IX. A New Programme Planning Board for the Network


The first change would be an organizational one. The Authority has so far adopted the view that the requirements of Section 5 of the Television Act call for it to be represented at the later and more general stages of the companies’ scheduling meetings. Regular meetings also take place of the Programme Policy Committee, under the chairmanship of the Authority and with the companies’ chief executives and programme controllers present, at which important matters of broad programme policy are discussed. The Authority has not, however, attempted to control in the earliest stages the programme planning of the system.


In a two-channel situation (and not least with the requirements of Section 25 of the Act in mind), the Authority considers that a Programme Planning Board should be responsible for all aspects of ITV network planning and scheduling. Such a Board might comprise three members of the ITA staff (one as the Chairman of the Board, and the two ITA programme planners), five controllers from the central companies, and three controllers from the regional companies. The secretary of the Board would be a member of the ITA staff and the Board would be serviced by the ITA in conjunction with the existing ITCA Network Programme Secretariat. Local programming would continue to be the responsibility of each company individually.

The Post Office Tower, London - hub of Britain's telecommunications networks


The function of the Board would be to oversee all programme planning and scheduling for the ITV network. It might well not itself undertake all the detailed planning for incorporating the output of up to sixteen companies into two services; but, in formal terms, those involved in such planning would be doing so as agents of the Planning Board, to whom they would report. The arrangement proposed would broaden the present structure of the company programme controllers’ committee and would leave the companies’ creative momentum as the primary source of specific programme ideas; but it would also provide a strong ITA presence at the centre of the system and enable the ITA to survey, at an early stage, the full range of what was available, or potentially available.
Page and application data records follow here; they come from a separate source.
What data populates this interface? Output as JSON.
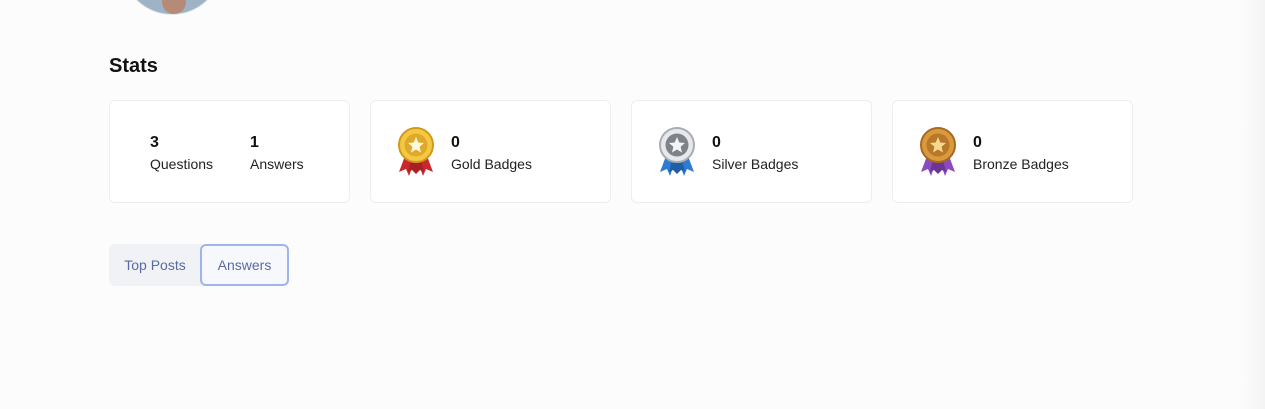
{
  "stats": {
    "title": "Stats",
    "questions": {
      "value": "3",
      "label": "Questions"
    },
    "answers": {
      "value": "1",
      "label": "Answers"
    },
    "gold": {
      "value": "0",
      "label": "Gold Badges",
      "icon": "gold-medal-icon",
      "color": "#e0a92a",
      "ribbon": "#c9282d"
    },
    "silver": {
      "value": "0",
      "label": "Silver Badges",
      "icon": "silver-medal-icon",
      "color": "#8a8f96",
      "ribbon": "#2f7bd2"
    },
    "bronze": {
      "value": "0",
      "label": "Bronze Badges",
      "icon": "bronze-medal-icon",
      "color": "#c98a2a",
      "ribbon": "#8a4bbd"
    }
  },
  "tabs": [
    {
      "label": "Top Posts",
      "active": false
    },
    {
      "label": "Answers",
      "active": true
    }
  ],
  "colors": {
    "tab_text": "#5a6aa5",
    "active_border": "#9fb4ef"
  }
}
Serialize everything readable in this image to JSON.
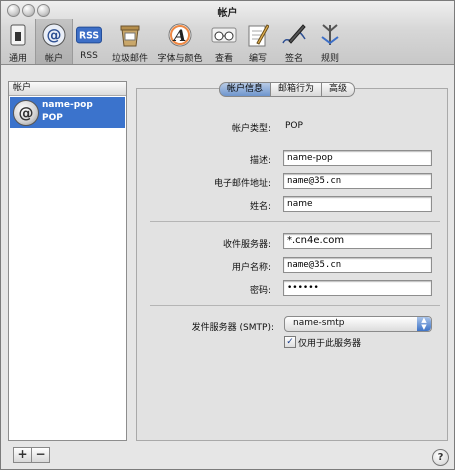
{
  "window": {
    "title": "帐户"
  },
  "toolbar": {
    "items": [
      {
        "label": "通用",
        "icon": "switch-icon"
      },
      {
        "label": "帐户",
        "icon": "at-sign-icon",
        "active": true
      },
      {
        "label": "RSS",
        "icon": "rss-icon"
      },
      {
        "label": "垃圾邮件",
        "icon": "junk-mail-icon"
      },
      {
        "label": "字体与颜色",
        "icon": "font-icon"
      },
      {
        "label": "查看",
        "icon": "glasses-icon"
      },
      {
        "label": "编写",
        "icon": "compose-icon"
      },
      {
        "label": "签名",
        "icon": "signature-icon"
      },
      {
        "label": "规则",
        "icon": "rules-icon"
      }
    ],
    "rss_icon_text": "RSS",
    "font_icon_text": "A"
  },
  "sidebar": {
    "header": "帐户",
    "accounts": [
      {
        "name": "name-pop",
        "type": "POP"
      }
    ],
    "add_label": "+",
    "remove_label": "−"
  },
  "tabs": [
    "帐户信息",
    "邮箱行为",
    "高级"
  ],
  "account_info": {
    "account_type_label": "帐户类型:",
    "account_type_value": "POP",
    "description_label": "描述:",
    "description_value": "name-pop",
    "email_label": "电子邮件地址:",
    "email_value": "name@35.cn",
    "fullname_label": "姓名:",
    "fullname_value": "name",
    "incoming_server_label": "收件服务器:",
    "incoming_server_value": "*.cn4e.com",
    "username_label": "用户名称:",
    "username_value": "name@35.cn",
    "password_label": "密码:",
    "password_value": "••••••",
    "smtp_label": "发件服务器 (SMTP):",
    "smtp_value": "name-smtp",
    "only_this_server_label": "仅用于此服务器",
    "only_this_server_checked": true
  },
  "help_label": "?"
}
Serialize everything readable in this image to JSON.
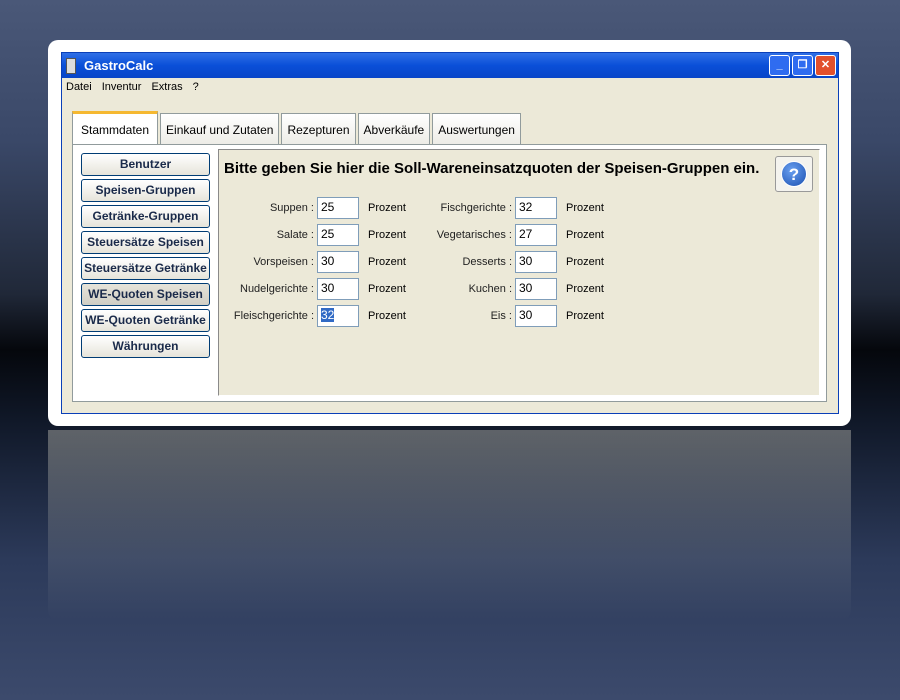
{
  "window": {
    "title": "GastroCalc",
    "minimize": "_",
    "maximize": "❐",
    "close": "✕"
  },
  "menu": [
    "Datei",
    "Inventur",
    "Extras",
    "?"
  ],
  "tabs": [
    "Stammdaten",
    "Einkauf und Zutaten",
    "Rezepturen",
    "Abverkäufe",
    "Auswertungen"
  ],
  "side_buttons": [
    "Benutzer",
    "Speisen-Gruppen",
    "Getränke-Gruppen",
    "Steuersätze Speisen",
    "Steuersätze Getränke",
    "WE-Quoten Speisen",
    "WE-Quoten Getränke",
    "Währungen"
  ],
  "heading": "Bitte geben Sie hier die Soll-Wareneinsatzquoten der Speisen-Gruppen ein.",
  "help": "?",
  "unit": "Prozent",
  "left": [
    {
      "label": "Suppen :",
      "value": "25"
    },
    {
      "label": "Salate :",
      "value": "25"
    },
    {
      "label": "Vorspeisen :",
      "value": "30"
    },
    {
      "label": "Nudelgerichte :",
      "value": "30"
    },
    {
      "label": "Fleischgerichte :",
      "value": "32"
    }
  ],
  "right": [
    {
      "label": "Fischgerichte :",
      "value": "32"
    },
    {
      "label": "Vegetarisches :",
      "value": "27"
    },
    {
      "label": "Desserts :",
      "value": "30"
    },
    {
      "label": "Kuchen :",
      "value": "30"
    },
    {
      "label": "Eis :",
      "value": "30"
    }
  ]
}
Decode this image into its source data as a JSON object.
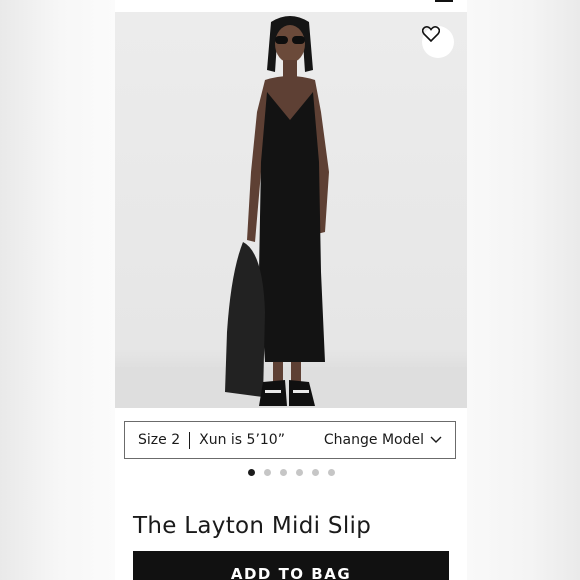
{
  "header": {
    "menu_icon": "menu-icon"
  },
  "product": {
    "wishlist_icon": "heart-icon",
    "size_bar": {
      "size_label": "Size 2",
      "model_info": "Xun is 5’10”",
      "change_label": "Change Model",
      "chevron_icon": "chevron-down-icon"
    },
    "carousel": {
      "total": 6,
      "active": 1
    },
    "title": "The Layton Midi Slip",
    "add_to_bag_label": "ADD TO BAG"
  }
}
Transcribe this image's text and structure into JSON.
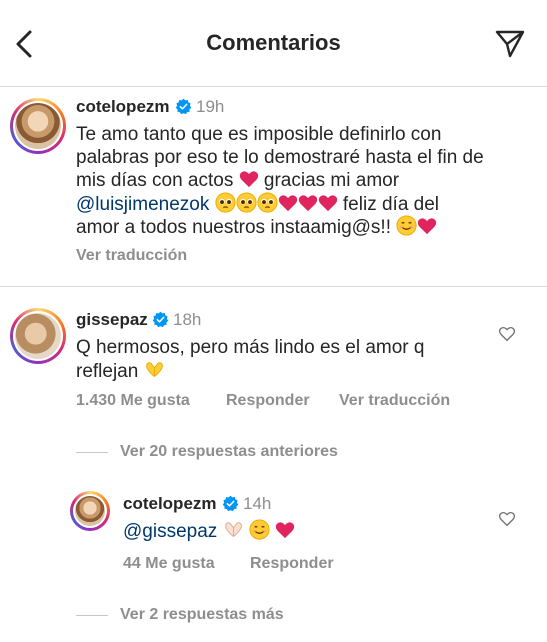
{
  "header": {
    "title": "Comentarios"
  },
  "post": {
    "username": "cotelopezm",
    "time": "19h",
    "line1": "Te amo tanto que es imposible definirlo con",
    "line2": "palabras por eso te lo demostraré hasta el fin de",
    "line3_a": "mis días con actos ",
    "line3_b": " gracias mi amor",
    "mention": "@luisjimenezok",
    "line4_b": " feliz día del",
    "line5": "amor a todos nuestros instaamig@s!! ",
    "see_translation": "Ver traducción"
  },
  "comment": {
    "username": "gissepaz",
    "time": "18h",
    "line1": "Q hermosos, pero más lindo es el amor q",
    "line2": "reflejan ",
    "likes": "1.430 Me gusta",
    "reply": "Responder",
    "see_translation": "Ver traducción"
  },
  "view_previous": "Ver 20 respuestas anteriores",
  "reply": {
    "username": "cotelopezm",
    "time": "14h",
    "mention": "@gissepaz",
    "likes": "44 Me gusta",
    "reply": "Responder"
  },
  "view_more": "Ver 2 respuestas más",
  "icons": {
    "back": "chevron-left-icon",
    "send": "paper-plane-icon",
    "verified": "verified-badge-icon",
    "like": "heart-outline-icon"
  },
  "colors": {
    "mention": "#00376b",
    "verified": "#0095f6",
    "heart": "#e0245e",
    "secondary_text": "#8e8e8e"
  }
}
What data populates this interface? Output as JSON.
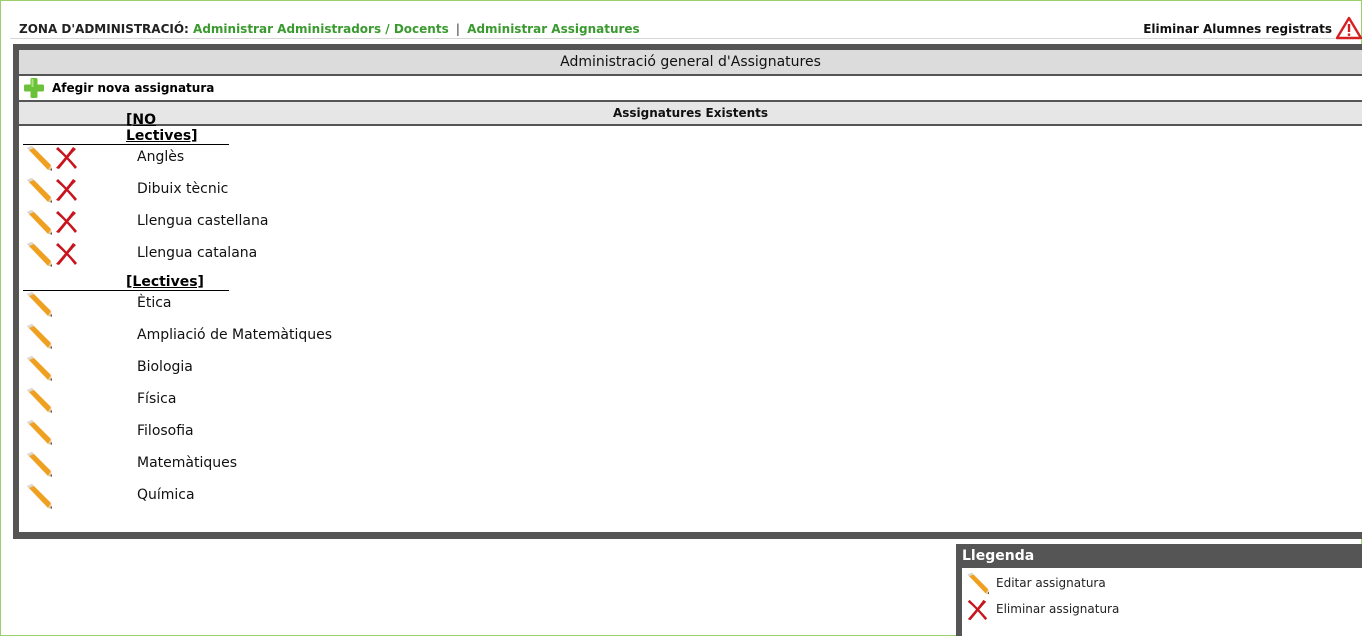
{
  "topbar": {
    "zona_label": "ZONA D'ADMINISTRACIÓ:",
    "link_admins": "Administrar Administradors / Docents",
    "separator": "|",
    "link_assignatures": "Administrar Assignatures",
    "eliminar_alumnes": "Eliminar Alumnes registrats",
    "warning_icon": "warning-triangle-icon"
  },
  "panel": {
    "title": "Administració general d'Assignatures",
    "add_label": "Afegir nova assignatura",
    "subtitle": "Assignatures Existents",
    "groups": [
      {
        "label": "[NO Lectives]",
        "items": [
          "Anglès",
          "Dibuix tècnic",
          "Llengua castellana",
          "Llengua catalana"
        ]
      },
      {
        "label": "[Lectives]",
        "items": [
          "Ètica",
          "Ampliació de Matemàtiques",
          "Biologia",
          "Física",
          "Filosofia",
          "Matemàtiques",
          "Química"
        ]
      }
    ]
  },
  "legend": {
    "title": "Llegenda",
    "edit_label": "Editar assignatura",
    "delete_label": "Eliminar assignatura"
  },
  "colors": {
    "link_green": "#3a9a2f",
    "panel_dark": "#555555",
    "frame_green": "#9bcf6e",
    "delete_red": "#c8141c",
    "pencil_orange": "#f0a020"
  }
}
Thus the Authority’s involvement in the organization of ITV’s network output would not only take the form of mandating programmes and receiving schedules for consideration, as now, but would also include discussion of scheduling at an earlier stage: the full Authority’s means of exercising this oversight would be unchanged, since its senior staff would continue to be answerable for what was planned to it and to the committee (the Programme Schedule Committee) which gives special consideration to this part of the Authority’s work.